However, the high tidal energy environment required to provide the input to tidal power devices present a combination of design and installation challenges to developers and engineers. Whilst the water depths are comparable to offshore oil and gas projects in the southern North Sea, tidal energy projects present significantly different seabed and associated geotechnical challenges that require novel solutions.
Concerns have been expressed regarding the design of turbine base structures, which is often based upon typical nearshore/offshore soil sampling and geotechnical laboratory testing techniques that are often inappropriate for the seabed materials encountered. This issue is further compounded by the design constraints imposed on the base structure foundations (e.g. tripod gravity base structures). These include strict leveling tolerances required for efficient turbine operation, and which require a detailed understanding of seabed bathymetry at each turbine location where multiple seabed contact points may be required.
In addition to the tidal energy turbines, inter-array cables that connect the turbines and export cable routes which distribute the power to shore also present their own design and installation challenges. It is often overlooked, but significant uncertainty lies in the definition of cable corridors with respect to the seabed materials. In many cases burial may be considered as a means of product protection where seabed conditions allow.

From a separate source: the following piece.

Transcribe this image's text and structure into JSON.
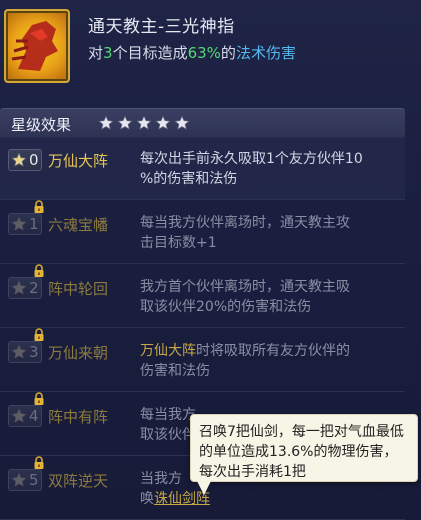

This paper aims to examine the geotechnical issues associated with the difficult seabed and environmental conditions present at typical tidal turbine sites in the UK and globally in an attempt to offer some potential solutions. These issues typically include; difficulties in performing site investigation operations, coarse mobile seabed sediments, challenging seabed topography, exposed bedrock and hard substrates, derivation of appropriate geotechnical parameters, difficulties in foundation design and installation, high cyclic environmental loading, array and export cable lay, on-bottom stability and mechanical protection, amongst others.